This past July, the National Center for Education Statistics (NCES) published findings on principal attrition and mobility from the 2016-17 Principal Follow-up Survey.

The overall results show that principals stay in the profession at high rates. Among the 2015-16 cohort, 88 percent were still principals in 2016-17, with 82 percent of them in the same school. More than half had served as principals in the same school for three or more years, and nearly 70 percent had served as a principal in any school for three or more years.

The report separates the survey sample into “stayers” (serving as principal in the same school as the base year), “movers” (serving as a principal in another school), “leavers” (not serving as a principal), or “other.” Digging into the attrition data more deeply reveals that the percentage of stayers, movers, and leavers holds fairly consistently across various characteristics, but there are some differences. While small — often just a few percentage points — a few of these differences stand out, potentially warranting monitoring over time to see if new trends emerge:
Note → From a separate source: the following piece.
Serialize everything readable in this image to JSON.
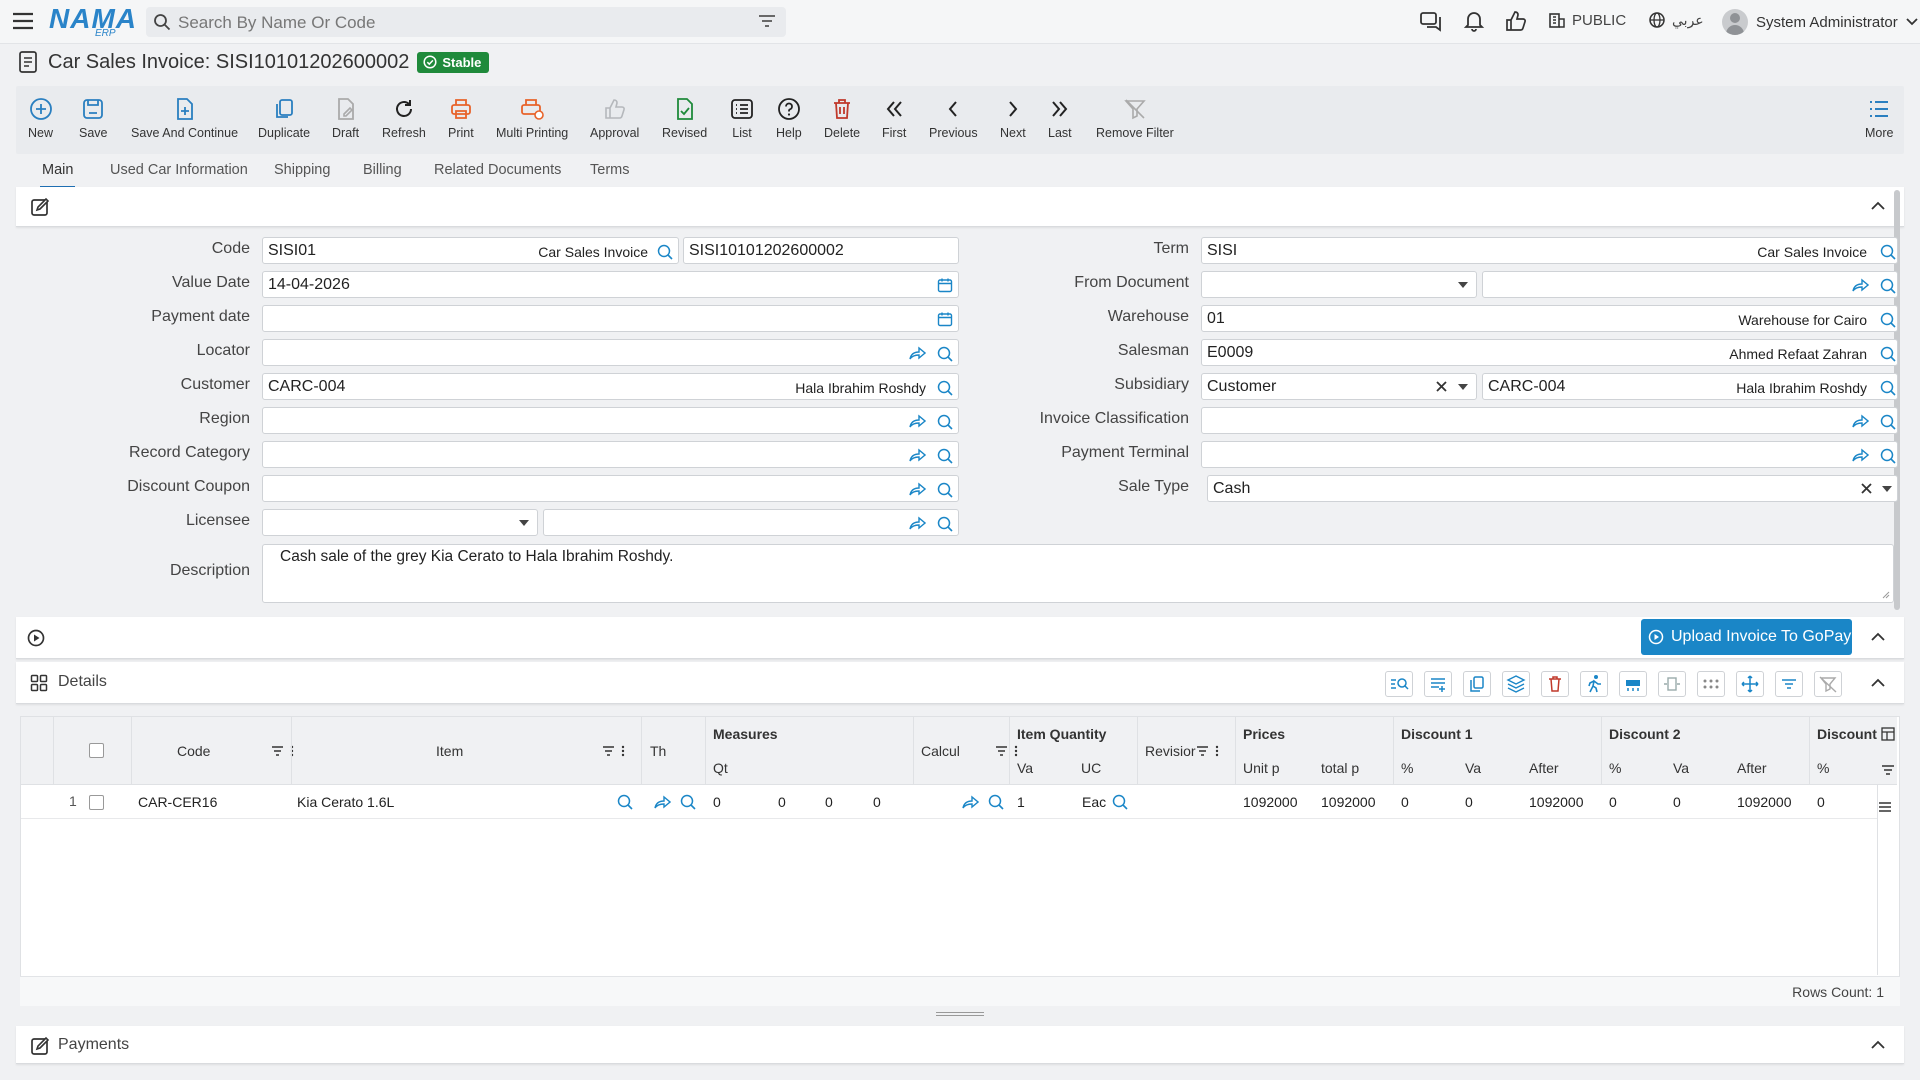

  1. A higher proportion of charter school principals leave the profession compared to district school principals. The difference in the percent of leavers is less than four percentage points (13.8 percent compared to 9.4 percent), but the 2016-17 results are the first to show this difference. Results from the two previous versions showed differences less than one percentage point between the two groups. We can only speculate what factors may be driving the change, and only time will tell if it represents and emerging trend or a one-time blip.
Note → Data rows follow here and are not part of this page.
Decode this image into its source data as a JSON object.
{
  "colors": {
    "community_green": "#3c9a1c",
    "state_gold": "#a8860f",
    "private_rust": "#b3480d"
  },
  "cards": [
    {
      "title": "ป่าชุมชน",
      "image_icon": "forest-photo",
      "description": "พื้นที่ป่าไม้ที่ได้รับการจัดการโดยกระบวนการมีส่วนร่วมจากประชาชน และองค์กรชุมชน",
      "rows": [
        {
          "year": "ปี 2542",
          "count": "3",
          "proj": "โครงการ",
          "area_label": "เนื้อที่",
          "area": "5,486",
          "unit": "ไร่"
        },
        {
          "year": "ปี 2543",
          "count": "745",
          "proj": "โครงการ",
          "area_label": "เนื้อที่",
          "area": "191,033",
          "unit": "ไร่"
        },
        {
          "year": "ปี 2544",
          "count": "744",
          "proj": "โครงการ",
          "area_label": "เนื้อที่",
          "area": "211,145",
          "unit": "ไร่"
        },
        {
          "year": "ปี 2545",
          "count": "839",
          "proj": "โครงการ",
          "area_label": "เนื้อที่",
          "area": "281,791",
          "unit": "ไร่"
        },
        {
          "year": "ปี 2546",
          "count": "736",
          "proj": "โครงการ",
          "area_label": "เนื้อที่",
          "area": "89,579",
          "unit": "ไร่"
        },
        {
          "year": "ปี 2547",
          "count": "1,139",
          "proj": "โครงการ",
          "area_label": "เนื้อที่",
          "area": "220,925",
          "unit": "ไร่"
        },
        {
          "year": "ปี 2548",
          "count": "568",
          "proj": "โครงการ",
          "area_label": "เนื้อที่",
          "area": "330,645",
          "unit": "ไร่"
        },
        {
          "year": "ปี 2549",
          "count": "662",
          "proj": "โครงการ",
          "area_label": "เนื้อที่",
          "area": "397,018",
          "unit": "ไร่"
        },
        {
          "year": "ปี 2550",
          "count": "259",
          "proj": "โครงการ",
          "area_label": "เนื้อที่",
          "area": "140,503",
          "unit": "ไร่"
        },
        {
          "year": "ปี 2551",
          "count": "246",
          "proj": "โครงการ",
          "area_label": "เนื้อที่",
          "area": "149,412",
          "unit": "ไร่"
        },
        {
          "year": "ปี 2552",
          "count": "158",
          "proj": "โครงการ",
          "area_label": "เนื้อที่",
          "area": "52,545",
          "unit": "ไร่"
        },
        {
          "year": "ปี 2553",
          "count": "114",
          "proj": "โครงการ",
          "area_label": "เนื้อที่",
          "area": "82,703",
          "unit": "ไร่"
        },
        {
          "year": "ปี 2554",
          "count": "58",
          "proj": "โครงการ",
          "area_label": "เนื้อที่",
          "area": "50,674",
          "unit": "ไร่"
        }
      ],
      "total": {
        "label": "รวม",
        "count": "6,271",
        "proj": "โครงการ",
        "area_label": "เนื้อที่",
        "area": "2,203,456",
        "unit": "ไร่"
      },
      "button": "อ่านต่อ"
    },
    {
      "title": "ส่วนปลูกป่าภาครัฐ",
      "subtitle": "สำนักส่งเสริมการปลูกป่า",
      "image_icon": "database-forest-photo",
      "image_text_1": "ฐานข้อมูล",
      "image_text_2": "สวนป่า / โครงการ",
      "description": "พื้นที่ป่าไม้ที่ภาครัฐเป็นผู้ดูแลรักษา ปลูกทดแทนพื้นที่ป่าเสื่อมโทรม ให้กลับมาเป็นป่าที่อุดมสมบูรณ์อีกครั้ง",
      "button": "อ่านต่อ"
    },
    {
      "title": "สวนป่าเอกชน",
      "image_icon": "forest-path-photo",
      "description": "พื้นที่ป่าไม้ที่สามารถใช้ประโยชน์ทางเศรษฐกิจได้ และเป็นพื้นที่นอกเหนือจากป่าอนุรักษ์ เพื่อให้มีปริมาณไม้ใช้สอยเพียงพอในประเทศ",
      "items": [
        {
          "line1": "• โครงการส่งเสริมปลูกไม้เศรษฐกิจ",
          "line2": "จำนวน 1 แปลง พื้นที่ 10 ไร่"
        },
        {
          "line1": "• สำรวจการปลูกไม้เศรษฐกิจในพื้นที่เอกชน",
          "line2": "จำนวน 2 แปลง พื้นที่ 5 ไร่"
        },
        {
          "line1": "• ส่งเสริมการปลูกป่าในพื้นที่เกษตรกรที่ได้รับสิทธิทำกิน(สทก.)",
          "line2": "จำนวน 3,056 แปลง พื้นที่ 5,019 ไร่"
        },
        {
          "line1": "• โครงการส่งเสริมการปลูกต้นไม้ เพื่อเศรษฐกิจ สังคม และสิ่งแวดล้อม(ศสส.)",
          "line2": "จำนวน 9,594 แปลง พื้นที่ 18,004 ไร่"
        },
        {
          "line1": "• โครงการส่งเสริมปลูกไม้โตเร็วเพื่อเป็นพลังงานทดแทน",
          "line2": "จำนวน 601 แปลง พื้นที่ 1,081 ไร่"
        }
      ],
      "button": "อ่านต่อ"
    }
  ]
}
  2. Having less experience as a principal does not appear to affect attrition rates, but experience as a teacher prior to becoming a principal may. The percentage of leavers across years of experience as a principal is fairly stable except for the highest levels of experience. Higher “leaver rates” among the most experienced principals is expected because of the impact of retirement. However, a slightly higher proportion of principals reporting less than five years experience as a teacher prior to becoming a principal left the profession, suggesting that either total experience, total experience in education, or specific experience as a teacher may influence how long a principal stays in the profession.
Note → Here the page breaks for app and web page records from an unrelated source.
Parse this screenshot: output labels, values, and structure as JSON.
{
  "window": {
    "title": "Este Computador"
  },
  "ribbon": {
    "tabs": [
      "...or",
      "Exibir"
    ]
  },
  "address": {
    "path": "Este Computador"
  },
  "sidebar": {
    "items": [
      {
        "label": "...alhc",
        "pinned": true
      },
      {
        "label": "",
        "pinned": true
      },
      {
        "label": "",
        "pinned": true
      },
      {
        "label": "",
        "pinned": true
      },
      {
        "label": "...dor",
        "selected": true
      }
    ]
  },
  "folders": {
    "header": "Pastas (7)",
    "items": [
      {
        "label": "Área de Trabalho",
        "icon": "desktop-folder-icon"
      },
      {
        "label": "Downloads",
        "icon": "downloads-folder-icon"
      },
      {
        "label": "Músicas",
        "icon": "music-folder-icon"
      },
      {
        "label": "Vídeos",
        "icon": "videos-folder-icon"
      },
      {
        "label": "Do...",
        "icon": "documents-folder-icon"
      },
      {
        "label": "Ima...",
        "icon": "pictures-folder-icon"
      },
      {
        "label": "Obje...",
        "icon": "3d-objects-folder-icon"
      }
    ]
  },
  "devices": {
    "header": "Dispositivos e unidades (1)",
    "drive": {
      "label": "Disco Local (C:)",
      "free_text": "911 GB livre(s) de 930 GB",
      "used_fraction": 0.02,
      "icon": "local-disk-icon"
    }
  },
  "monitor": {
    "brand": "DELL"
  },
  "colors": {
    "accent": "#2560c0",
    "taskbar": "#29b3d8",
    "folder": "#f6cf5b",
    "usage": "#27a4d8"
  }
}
  3. A slightly higher proportion of principals who served in lower-income schools leave the profession compared to wealthier schools. The difference in the proportions between these two groups is only 3 percentage points (11 percent compared to 8 percent). It is also worth noting that the proportion of leavers serving in schools with a lower percentage of free and reduced-price lunch participation (between 25-49 percent) is about the same as that in schools with the highest participation rates. In short, student population doesn’t seem to largely affect principals’ decision-making.
  4. Even principals who indicate a high level of dissatisfaction in their work mostly stay in their roles. The vast majority of principals surveyed indicated that they find their jobs satisfying, and a sizable proportion indicate plans to remain in the profession as long as they are able or at least until retirement. Even among the subset expressing agreement with negative statements such as “I don’t seem to have as much enthusiasm now as I did when I began this job” (29 percent of respondents), “I think about staying home from school because I’m just too tired to go” (13 percent),  or “The stress and disappointments involved in being a principal in this school aren’t really worth it” (16 percent), more than three-quarters of them stayed in their roles at their same schools.

The good news is that on average, principals appear to be a fairly stable group: they stay in their roles over time, and when that stability is matched with quality leadership, good things will happen for students and schools. But it is critical to continue working to ensure that educators have the supports and resources they need to be successful so that every school has an inspired leader at the helm.